July 8, 1996 | DON HECKMAN
High-spirited musical energy was the order of the day at the opening performance of the Brazilian Summer Festival '96 on Saturday at the John Anson Ford Theatre. Appropriately, the capacity crowd's revelry hit its peak in a climactic number by Josias & Sambrasil, a roaring samba that brought more than 100 fans to the stage to join the G-stringed, feathered dancers in a hip-swinging, foot-tapping dance.
ENTERTAINMENT
April 16, 2001 | JOHN HENKEN, SPECIAL TO THE TIMES
Guitar and voice make a natural combination, but one seldom picked up by more classically oriented performers, despite a substantial and intriguing literature. Hometown heroes Christopher Parkening and Jubilant Sykes made a convincing case for the pairing in a spirited and broadly satisfying recital Saturday at Royce Hall. Of course, their "Braziliana" program did draw heavily on music with strong vernacular roots, Brazil in this case being more a state of mind than of geography.
NEWS
May 28, 1992 | CORINNE FLOCKEN, Corinne Flocken is a free-lance writer who regularly covers Kid Stuff for The Times Orange County Edition.
Years ago, when Diane Ferlatte tried to interest her young son in bedtime stories, she first had to vanquish a formidable opponent: television. "He was totally engrossed in TV," explained Ferlatte, an Oakland resident. "He literally had no attention span for stories. "So I started changing what I was reading and my style of reading. I put in more pauses; I became the characters. Ultimately I let go of reading altogether and just started telling them."
ENTERTAINMENT
August 29, 1995 | BILL KOHLHAASE, SPECIAL TO THE TIMES

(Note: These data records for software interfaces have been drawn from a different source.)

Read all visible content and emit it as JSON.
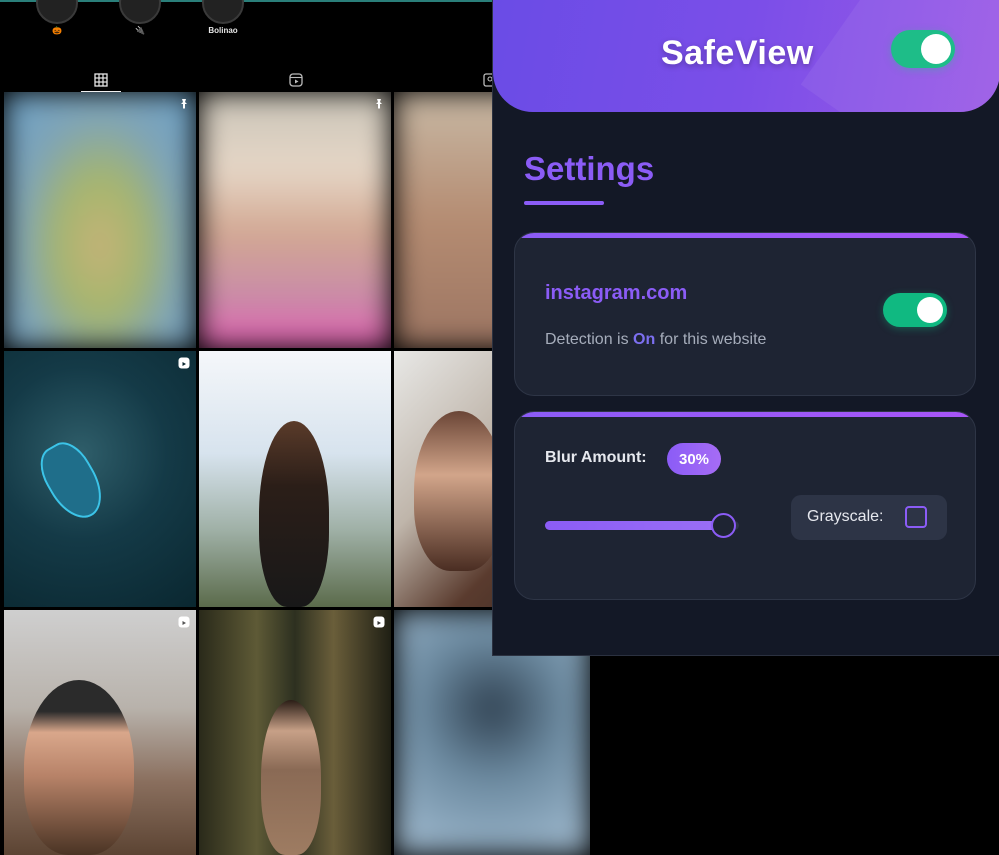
{
  "instagram": {
    "highlights": [
      {
        "label": "🎃"
      },
      {
        "label": "🔌"
      },
      {
        "label": "Bolinao"
      }
    ],
    "tabs": [
      {
        "icon": "grid-icon",
        "active": true
      },
      {
        "icon": "reels-icon",
        "active": false
      },
      {
        "icon": "tagged-icon",
        "active": false
      }
    ]
  },
  "popup": {
    "app_title": "SafeView",
    "global_toggle_on": true,
    "settings_title": "Settings",
    "site_card": {
      "site": "instagram.com",
      "detection_prefix": "Detection is",
      "detection_state": "On",
      "detection_suffix": "for this website",
      "toggle_on": true
    },
    "blur_card": {
      "blur_label": "Blur Amount:",
      "blur_value": "30%",
      "slider_fraction": 0.92,
      "grayscale_label": "Grayscale:",
      "grayscale_checked": false
    }
  },
  "colors": {
    "accent": "#8b5cf6",
    "toggle_on": "#10b981",
    "popup_bg": "#131826",
    "card_bg": "#1e2433"
  }
}
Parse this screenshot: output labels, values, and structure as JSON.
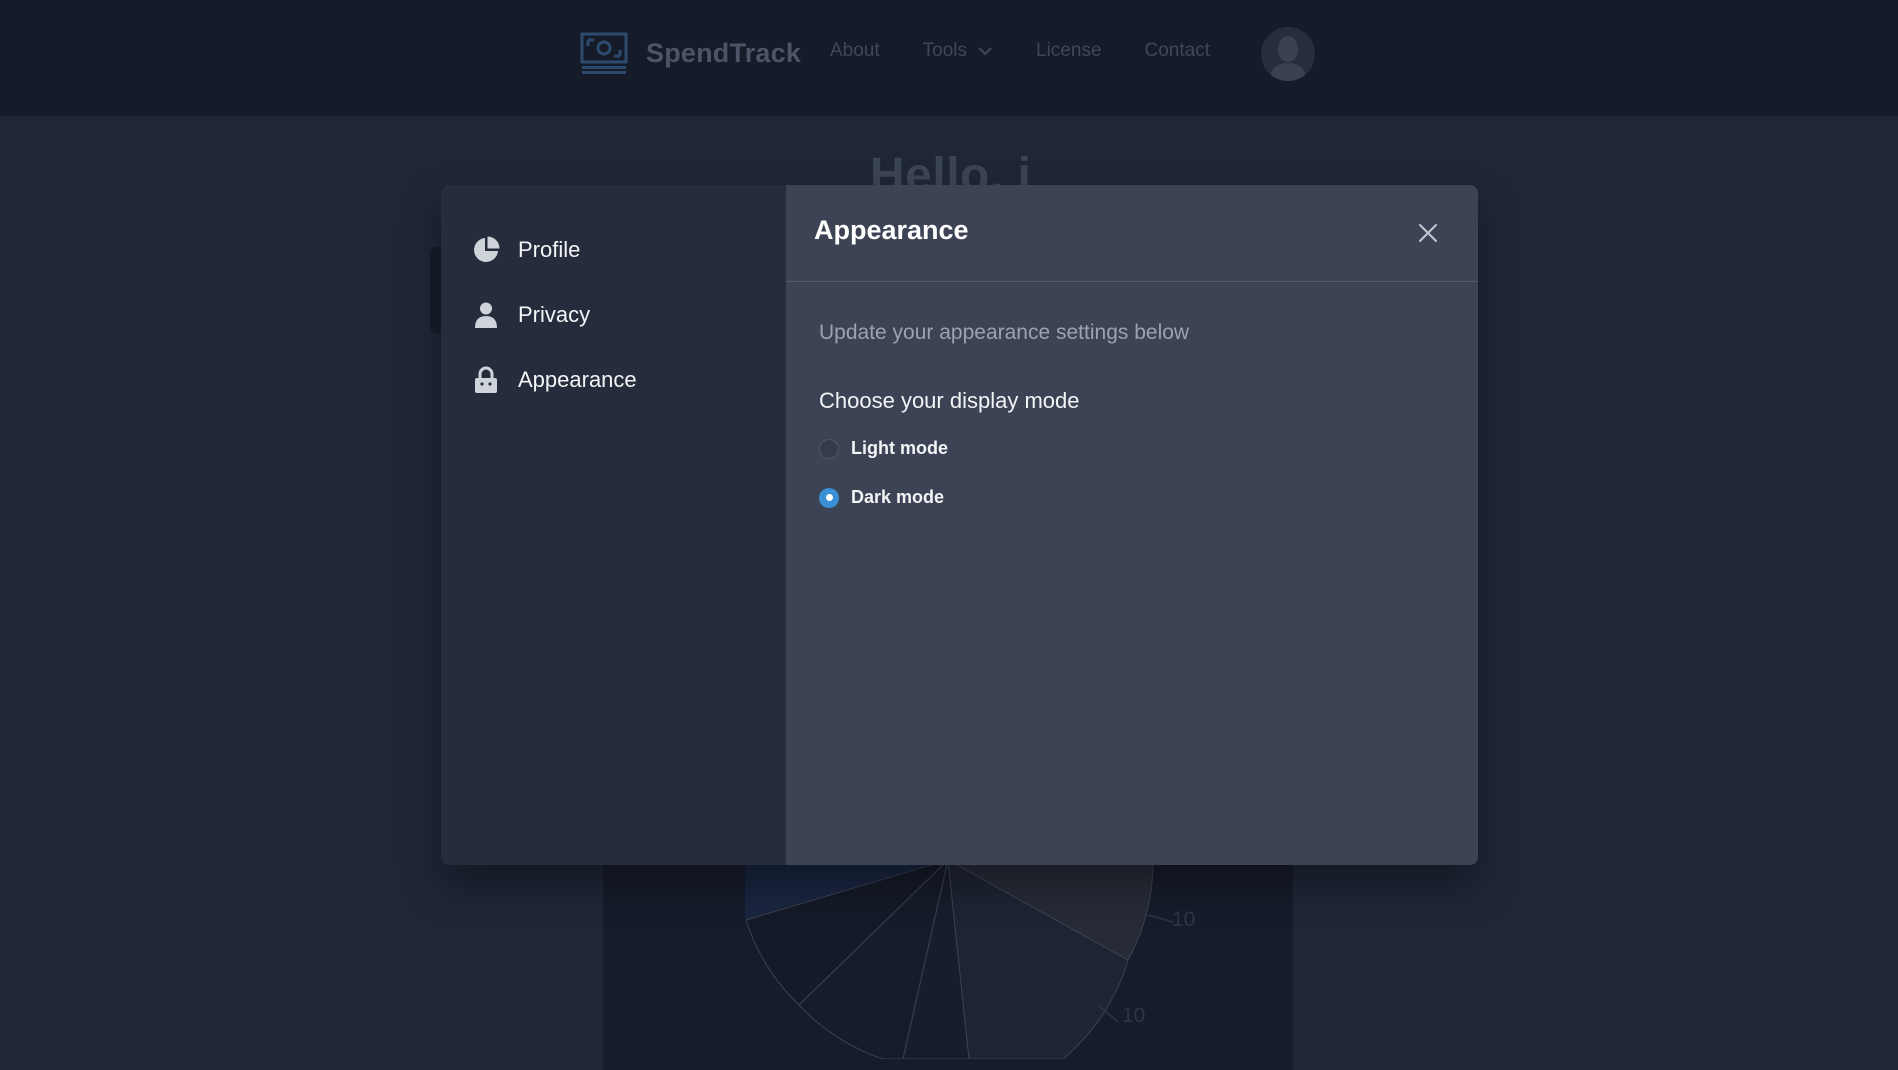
{
  "header": {
    "brand": "SpendTrack",
    "nav": [
      {
        "label": "About"
      },
      {
        "label": "Tools"
      },
      {
        "label": "License"
      },
      {
        "label": "Contact"
      }
    ]
  },
  "background": {
    "greeting": "Hello, j",
    "pie_labels": [
      "10",
      "10"
    ]
  },
  "modal": {
    "sidebar": [
      {
        "label": "Profile",
        "icon": "pie-chart-icon"
      },
      {
        "label": "Privacy",
        "icon": "user-icon"
      },
      {
        "label": "Appearance",
        "icon": "lock-icon"
      }
    ],
    "title": "Appearance",
    "subtitle": "Update your appearance settings below",
    "section_label": "Choose your display mode",
    "options": [
      {
        "label": "Light mode",
        "checked": false
      },
      {
        "label": "Dark mode",
        "checked": true
      }
    ]
  },
  "colors": {
    "accent": "#3b8fd6",
    "modal_panel": "#3b4354",
    "modal_sidebar": "#252c3b",
    "backdrop": "#1f2637"
  }
}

Bassist Abraham Laboriel and saxophonist Justo Almario have a history together. Friends since their days about 25 years ago at the Berklee School of Music in Boston, they have continued their musical relationship, appearing on each other's albums and at club and concert dates. So when they come together in a group using both their names, as they did Saturday at the San Juan Capistrano Regional Library, one expects a feel-good, family affair. And that's exactly what one got.

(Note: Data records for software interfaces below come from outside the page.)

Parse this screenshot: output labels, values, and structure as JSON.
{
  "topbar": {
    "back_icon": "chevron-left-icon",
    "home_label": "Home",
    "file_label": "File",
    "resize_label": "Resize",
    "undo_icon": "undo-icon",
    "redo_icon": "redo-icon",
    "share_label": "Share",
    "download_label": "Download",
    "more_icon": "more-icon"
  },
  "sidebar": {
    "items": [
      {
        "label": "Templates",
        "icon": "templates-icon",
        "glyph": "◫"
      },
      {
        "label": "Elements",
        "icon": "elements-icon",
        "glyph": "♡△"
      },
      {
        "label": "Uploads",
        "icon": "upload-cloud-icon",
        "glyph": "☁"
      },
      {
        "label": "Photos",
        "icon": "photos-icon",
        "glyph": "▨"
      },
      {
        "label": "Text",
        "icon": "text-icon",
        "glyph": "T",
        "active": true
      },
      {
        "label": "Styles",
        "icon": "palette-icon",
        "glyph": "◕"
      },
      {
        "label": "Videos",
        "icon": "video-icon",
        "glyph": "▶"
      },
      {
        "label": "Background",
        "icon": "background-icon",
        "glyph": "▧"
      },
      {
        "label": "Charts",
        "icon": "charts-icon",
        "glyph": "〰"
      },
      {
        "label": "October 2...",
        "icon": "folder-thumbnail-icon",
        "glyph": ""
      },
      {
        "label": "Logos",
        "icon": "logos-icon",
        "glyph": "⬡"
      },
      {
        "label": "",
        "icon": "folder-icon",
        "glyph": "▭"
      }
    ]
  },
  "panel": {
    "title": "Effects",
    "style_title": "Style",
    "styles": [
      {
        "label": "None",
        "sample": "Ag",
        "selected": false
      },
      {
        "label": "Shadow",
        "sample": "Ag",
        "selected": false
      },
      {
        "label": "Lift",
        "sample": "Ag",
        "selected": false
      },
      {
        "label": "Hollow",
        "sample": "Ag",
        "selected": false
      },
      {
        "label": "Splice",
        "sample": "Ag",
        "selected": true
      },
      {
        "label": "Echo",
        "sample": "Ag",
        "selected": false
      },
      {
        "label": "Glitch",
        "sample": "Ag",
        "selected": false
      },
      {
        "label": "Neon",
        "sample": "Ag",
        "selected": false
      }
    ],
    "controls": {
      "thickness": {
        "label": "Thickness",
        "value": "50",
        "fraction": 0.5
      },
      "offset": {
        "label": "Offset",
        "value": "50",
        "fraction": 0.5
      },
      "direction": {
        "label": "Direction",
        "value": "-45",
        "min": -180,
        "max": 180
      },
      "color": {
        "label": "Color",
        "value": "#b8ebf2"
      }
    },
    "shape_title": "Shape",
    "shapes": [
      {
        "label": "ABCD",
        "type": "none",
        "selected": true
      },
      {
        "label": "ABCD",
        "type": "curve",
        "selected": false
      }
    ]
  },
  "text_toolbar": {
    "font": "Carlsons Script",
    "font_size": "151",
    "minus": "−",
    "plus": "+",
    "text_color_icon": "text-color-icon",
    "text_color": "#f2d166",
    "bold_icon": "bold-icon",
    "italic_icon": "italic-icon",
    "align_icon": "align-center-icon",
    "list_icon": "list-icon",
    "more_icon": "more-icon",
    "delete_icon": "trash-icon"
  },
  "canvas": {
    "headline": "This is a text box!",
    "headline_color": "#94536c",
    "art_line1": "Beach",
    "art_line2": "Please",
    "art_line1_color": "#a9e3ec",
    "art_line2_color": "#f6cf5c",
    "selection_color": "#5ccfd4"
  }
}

ENTERTAINMENT
April 12, 2001
Last year's inaugural Audiotistic festival drew a big crowd in San Bernardino for an ambitious blend of often segregated dance-minded subcultures. This year it moves to the Long Beach Convention Center for another round of mixing, in every sense of the word. Common and Jurassic 5 head the hip-hop contingent, while Roger Sanchez, Derrick Carter and LTJ Bukem are among the dance-music delegation. * Audiotistic, Long Beach Convention & Entertainment Center, 300 E. Ocean Blvd., Long Beach, 4 p.m.
ENTERTAINMENT
May 30, 1992 | JANICE L. JONES, TIMES STAFF WRITER
Rique Pantoja has been a fixture on the international jazz scene for years, having toured and recorded with Lee Ritenour and Sadao Watanabe as well as with the late Chet Baker. But the Brazilian composer, keyboardist and guitarist has yet to become widely known in the United States. "I'm having to pay my dues again," said Pantoja, who moved from Brazil to Los Angeles last summer. Pantoja began making inroads long before he settled in this country.
ENTERTAINMENT
December 22, 1995 | MICHELLE HUNEVEN, SPECIAL TO THE TIMES
Here's some good end-of-the-year news: With three successful locations in the San Fernando Valley, Poquito Mas, "the original Baja taco stand," has jumped over the hills to West Hollywood. In a mini-mall just east of Ben Frank's, this tiny, spanking new restaurant announces itself with the mouthwatering scent of grilling steak. Inside, read an overhead menu and order at a counter under red galvanized tin roofing. "No lard," reads the receipt we're handed. "No MSG. No cans.
ENTERTAINMENT
July 5, 1996 | DON HECKMAN, SPECIAL TO THE TIMES
The rich, endlessly varied treasure trove of Brazilian music provides yet another splendid reward this weekend in the Brazilian Summer Festival '96 at the John Anson Ford Amphitheatre. The event is the latest in a string of Southland performances--including recent appearances by two brilliant composer-performers, Ivan Lins and Gilberto Gil at the House of Blues--illustrating the enormous range of music originating in South America's largest nation.
Los Angeles Times Articles
|